Each year, the state pension will increase by the highest rate of inflation, 2.5%, or average wage growth for a set period – under a deal called the triple lock.
But the triple lockdown is expected to work in favor of retirees next year, as wage growth is expected to rise 8% in the three months to July, according to the Office for Budget Responsibility (OBR) today.
This record increase in wages is due to the fact that average incomes were lower during the lockdown and then increased again when the country started to return to work.
An 8% increase in the period means the state full pension goes from the current maximum of £ 179.60 per week to £ 194 from April 2022.
Last month, the Office for National Statistics issued a similar judgment to the OBR, claiming wages increased by 8.4% in the year until April 2021.
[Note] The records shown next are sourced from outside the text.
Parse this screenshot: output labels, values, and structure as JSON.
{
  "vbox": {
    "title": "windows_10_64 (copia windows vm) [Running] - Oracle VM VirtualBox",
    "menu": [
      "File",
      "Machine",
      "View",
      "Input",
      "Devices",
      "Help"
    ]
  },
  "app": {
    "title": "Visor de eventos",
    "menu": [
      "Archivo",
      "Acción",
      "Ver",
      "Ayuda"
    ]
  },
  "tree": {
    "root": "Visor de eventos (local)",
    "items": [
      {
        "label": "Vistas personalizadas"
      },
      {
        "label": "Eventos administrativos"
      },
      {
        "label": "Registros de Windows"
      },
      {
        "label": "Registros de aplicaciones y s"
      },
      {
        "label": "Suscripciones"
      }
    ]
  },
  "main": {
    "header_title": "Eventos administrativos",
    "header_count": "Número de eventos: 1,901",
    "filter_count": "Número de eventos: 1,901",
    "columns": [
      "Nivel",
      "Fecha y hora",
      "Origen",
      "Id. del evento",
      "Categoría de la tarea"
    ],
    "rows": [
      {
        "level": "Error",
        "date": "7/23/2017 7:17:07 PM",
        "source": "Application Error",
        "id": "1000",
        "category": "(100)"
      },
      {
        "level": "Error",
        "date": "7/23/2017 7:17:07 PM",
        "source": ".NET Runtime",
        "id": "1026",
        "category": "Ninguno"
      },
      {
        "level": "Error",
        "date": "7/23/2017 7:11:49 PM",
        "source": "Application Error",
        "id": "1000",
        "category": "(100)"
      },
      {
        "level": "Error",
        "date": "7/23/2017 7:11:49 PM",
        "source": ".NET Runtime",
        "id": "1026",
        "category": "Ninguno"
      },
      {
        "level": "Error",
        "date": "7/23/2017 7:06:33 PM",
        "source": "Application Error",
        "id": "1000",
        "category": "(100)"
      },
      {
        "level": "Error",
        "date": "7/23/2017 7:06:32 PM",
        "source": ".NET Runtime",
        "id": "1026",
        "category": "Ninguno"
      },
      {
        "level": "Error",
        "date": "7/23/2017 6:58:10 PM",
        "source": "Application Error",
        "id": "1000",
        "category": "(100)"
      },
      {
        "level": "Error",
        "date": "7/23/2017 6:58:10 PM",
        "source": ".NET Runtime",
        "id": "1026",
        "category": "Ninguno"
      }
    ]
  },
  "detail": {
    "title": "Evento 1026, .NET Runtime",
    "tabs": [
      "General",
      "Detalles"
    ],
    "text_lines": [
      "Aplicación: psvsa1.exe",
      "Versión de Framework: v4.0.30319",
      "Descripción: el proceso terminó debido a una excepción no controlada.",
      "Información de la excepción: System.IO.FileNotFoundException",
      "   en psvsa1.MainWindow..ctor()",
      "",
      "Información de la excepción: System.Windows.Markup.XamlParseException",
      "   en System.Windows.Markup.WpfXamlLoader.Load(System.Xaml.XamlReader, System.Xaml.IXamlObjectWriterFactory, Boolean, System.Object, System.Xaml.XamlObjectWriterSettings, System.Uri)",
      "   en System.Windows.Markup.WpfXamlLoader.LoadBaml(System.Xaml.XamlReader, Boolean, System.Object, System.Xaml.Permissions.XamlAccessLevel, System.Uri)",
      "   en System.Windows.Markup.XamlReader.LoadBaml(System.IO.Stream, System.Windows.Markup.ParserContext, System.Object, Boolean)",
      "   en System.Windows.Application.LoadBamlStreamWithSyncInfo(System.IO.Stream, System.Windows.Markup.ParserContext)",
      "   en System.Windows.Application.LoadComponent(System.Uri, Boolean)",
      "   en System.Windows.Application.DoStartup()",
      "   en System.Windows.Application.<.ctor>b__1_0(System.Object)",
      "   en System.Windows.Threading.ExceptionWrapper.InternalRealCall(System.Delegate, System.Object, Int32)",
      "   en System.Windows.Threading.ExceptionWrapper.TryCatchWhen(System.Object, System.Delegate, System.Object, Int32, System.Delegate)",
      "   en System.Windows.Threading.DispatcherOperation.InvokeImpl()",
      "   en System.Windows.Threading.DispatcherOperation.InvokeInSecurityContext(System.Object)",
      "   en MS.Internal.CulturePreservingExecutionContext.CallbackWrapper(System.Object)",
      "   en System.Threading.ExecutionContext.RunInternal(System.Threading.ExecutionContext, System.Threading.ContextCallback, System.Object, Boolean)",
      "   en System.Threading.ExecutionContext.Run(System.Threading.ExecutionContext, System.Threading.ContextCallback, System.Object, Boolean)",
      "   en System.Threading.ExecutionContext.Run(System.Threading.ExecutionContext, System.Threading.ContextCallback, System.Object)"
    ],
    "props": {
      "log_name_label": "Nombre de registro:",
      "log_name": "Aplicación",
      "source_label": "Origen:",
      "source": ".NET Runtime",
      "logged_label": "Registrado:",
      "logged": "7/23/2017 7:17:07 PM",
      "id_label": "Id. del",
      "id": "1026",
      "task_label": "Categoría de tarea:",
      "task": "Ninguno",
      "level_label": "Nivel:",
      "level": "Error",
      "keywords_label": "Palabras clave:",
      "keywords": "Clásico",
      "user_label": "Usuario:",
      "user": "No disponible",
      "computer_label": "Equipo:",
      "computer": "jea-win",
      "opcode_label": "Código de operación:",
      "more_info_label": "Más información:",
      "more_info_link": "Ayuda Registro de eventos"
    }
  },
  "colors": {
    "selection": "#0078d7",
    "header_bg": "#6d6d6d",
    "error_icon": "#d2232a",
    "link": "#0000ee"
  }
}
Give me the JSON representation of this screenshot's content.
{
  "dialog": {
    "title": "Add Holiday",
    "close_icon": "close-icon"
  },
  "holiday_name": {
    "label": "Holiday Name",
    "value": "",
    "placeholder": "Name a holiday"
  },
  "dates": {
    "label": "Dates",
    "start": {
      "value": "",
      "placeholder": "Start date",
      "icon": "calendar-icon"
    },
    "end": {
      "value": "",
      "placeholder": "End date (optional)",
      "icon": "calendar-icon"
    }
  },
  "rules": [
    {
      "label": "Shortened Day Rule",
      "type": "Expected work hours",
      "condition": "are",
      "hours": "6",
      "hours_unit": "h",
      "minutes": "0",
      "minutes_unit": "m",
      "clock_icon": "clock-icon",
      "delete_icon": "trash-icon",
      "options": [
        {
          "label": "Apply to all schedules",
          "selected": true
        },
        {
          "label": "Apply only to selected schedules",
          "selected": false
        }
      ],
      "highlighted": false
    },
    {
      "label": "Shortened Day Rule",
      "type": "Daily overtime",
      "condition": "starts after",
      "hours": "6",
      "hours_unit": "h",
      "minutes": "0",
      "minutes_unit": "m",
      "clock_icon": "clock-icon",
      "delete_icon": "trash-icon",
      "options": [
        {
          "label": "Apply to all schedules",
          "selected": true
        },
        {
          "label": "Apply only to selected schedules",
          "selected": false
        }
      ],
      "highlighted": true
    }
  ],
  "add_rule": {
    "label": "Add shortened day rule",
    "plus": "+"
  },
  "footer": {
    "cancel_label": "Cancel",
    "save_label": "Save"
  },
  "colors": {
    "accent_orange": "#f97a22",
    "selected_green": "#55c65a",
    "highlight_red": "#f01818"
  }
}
How much will I be entitled to the additional state pension?
An 8.4% increase would mean the state’s current full pension would rise to £ 194.60 per week from next April.
But the actual amount you get depends on your national insurance record.
Older retirees claiming the basic state pension, currently no more than £ 137.60 per week, would get an additional £ 11.55, bringing the total to £ 149.15.
It is open to men born before April 6, 1951 and to women born before April 6, 1953.
The 8.4% increase would mean the Treasury would spend an additional £ 3bn on the state pension in 2022.
What is the certainty of this increase in the state pension?
Technically, that’s 100% certain – the way the triple lock on state pensions has worked since 2010 would guarantee that.
But this is an unusual time, and politicians may step in to curtail retiree celebrations.
Some Tory MPs already want to mitigate the massive increase, arguing the country cannot afford to pay additional retirees due to a pay odd when it already has a huge bill for Covid-19.
Despite popular belief, there is no state pension “kitty” that is built while we work and pay for national insurance.
Instead, the state pension for retirees today is paid by those who are currently working.
For this reason, MPs also believe workers will oppose a sharp increase in state pensions as many have seen their wages and benefits cut during the pandemic.
Speaking to the Telegraph, Nigel Mills, Conservative chair of the all-party parliamentary group on pensions, said: “The triple lock was not meant to be based on artificially offline income data. “
Chancellor Rishi Sunak has reportedly already considered watering down the triple lock, even before the wage hike.
However, the current 8% increase to 8.4% may also change slightly in the coming months.
The state pension increase is signed in November of each year.
In April, the state pension increased by 2.5% per week thanks to the triple lock.
The state pension is generally paid every four weeks , suffering.
It’s vital for retirees, but many are unknowingly underpaid and not getting the payments they deserve.
If you have a shortfall in your pension, you may be able to apply for pension credits to reload it.